#### [What you should do]
When a line of the records below contains the string "color", copy that whole line.

#### [Dataset rows describing interfaces]
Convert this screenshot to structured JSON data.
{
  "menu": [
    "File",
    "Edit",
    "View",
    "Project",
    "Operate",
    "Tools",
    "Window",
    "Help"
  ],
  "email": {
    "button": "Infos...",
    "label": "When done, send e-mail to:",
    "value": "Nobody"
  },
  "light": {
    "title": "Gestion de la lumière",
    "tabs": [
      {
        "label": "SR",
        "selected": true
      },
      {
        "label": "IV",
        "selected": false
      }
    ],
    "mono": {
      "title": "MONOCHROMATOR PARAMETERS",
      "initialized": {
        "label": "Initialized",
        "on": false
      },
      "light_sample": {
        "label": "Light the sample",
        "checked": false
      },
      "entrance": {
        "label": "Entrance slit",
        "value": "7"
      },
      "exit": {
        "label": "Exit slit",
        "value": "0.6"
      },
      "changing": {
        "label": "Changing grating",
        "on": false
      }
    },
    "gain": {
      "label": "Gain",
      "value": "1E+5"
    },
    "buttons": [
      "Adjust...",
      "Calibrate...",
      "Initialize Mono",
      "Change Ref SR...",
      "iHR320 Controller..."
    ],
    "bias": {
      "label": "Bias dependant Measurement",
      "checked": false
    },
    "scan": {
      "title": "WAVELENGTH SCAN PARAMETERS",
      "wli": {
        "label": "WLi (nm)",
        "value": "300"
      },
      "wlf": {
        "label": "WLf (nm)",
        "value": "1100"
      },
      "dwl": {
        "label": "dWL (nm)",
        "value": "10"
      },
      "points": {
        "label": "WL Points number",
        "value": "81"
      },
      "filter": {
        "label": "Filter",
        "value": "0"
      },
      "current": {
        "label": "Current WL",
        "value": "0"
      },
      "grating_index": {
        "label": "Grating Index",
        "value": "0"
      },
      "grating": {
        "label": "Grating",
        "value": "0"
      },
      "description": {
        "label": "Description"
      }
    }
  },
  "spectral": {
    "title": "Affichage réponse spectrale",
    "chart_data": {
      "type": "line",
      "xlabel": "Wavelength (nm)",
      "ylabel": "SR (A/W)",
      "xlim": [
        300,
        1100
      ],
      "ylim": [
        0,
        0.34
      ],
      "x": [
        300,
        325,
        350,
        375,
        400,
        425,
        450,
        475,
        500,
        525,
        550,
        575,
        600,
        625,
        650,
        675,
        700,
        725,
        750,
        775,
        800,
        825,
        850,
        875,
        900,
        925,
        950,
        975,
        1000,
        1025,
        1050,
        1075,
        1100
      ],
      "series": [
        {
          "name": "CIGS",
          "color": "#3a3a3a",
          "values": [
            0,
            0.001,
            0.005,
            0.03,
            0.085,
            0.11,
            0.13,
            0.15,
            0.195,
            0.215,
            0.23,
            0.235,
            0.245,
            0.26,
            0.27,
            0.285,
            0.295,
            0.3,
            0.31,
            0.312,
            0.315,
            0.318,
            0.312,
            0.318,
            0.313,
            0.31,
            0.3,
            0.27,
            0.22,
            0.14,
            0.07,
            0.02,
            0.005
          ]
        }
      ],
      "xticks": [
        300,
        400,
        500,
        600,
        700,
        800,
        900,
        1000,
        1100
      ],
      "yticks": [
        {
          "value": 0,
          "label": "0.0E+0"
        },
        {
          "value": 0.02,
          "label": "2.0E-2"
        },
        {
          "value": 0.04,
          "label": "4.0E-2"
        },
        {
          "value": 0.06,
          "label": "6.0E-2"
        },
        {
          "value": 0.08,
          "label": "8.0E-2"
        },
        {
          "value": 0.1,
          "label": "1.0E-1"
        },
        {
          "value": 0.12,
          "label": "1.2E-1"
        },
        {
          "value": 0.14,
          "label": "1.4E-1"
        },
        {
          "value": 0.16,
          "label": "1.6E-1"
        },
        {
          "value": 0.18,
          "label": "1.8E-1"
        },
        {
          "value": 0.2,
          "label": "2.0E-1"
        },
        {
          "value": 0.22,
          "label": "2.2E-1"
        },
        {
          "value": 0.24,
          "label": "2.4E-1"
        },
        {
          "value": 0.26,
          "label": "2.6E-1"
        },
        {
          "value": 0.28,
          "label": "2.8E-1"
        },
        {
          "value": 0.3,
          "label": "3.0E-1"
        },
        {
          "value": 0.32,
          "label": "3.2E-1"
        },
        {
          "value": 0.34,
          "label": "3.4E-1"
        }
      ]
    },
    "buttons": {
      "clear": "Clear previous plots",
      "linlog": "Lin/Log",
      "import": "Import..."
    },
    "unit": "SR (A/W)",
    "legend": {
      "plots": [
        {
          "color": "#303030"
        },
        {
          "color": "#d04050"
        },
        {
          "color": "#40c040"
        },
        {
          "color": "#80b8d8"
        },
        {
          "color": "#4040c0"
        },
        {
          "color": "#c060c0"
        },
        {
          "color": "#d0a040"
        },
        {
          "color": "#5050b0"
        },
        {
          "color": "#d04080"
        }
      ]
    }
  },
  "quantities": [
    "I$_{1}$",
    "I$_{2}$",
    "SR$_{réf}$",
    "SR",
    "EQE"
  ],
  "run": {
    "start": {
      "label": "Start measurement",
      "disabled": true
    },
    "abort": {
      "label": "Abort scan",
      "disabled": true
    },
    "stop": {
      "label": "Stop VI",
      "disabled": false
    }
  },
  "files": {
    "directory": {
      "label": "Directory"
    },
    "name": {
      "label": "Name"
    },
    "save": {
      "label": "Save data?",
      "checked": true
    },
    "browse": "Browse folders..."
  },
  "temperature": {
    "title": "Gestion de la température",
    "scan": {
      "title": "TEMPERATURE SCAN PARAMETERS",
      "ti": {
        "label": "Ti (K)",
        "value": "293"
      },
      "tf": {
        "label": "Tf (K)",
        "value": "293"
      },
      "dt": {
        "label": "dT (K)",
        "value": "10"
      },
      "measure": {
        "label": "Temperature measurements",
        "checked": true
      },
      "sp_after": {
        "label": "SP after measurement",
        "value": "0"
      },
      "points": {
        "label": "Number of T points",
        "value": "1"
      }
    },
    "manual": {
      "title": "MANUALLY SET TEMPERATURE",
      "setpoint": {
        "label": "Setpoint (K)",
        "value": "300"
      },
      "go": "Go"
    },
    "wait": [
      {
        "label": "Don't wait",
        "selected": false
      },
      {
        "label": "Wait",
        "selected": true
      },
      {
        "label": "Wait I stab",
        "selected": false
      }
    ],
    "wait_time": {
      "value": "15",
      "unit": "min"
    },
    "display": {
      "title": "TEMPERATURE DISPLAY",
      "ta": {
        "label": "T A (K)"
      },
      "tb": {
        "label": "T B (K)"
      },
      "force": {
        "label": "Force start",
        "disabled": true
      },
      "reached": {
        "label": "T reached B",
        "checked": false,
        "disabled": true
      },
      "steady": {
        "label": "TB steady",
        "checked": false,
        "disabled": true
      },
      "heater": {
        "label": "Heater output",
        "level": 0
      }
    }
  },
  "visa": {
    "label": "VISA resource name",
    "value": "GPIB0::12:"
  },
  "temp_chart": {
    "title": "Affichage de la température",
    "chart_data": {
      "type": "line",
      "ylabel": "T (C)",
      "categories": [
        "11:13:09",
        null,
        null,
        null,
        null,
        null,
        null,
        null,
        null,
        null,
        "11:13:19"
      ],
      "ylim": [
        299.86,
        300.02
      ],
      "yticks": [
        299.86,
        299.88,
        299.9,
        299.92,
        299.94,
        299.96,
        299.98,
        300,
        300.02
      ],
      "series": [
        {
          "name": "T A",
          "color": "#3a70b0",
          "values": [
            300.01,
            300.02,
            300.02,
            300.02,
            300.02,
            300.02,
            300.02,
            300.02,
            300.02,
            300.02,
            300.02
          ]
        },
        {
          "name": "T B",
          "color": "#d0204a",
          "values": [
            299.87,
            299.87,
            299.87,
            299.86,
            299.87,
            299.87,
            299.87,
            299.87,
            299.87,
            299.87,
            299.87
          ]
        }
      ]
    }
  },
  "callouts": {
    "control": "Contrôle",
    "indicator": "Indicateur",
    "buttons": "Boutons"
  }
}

#### [The answer]
          "color": "#3a3a3a",
          "color": "#303030"
          "color": "#d04050"
          "color": "#40c040"
          "color": "#80b8d8"
          "color": "#4040c0"
          "color": "#c060c0"
          "color": "#d0a040"
          "color": "#5050b0"
          "color": "#d04080"
          "color": "#3a70b0",
          "color": "#d0204a",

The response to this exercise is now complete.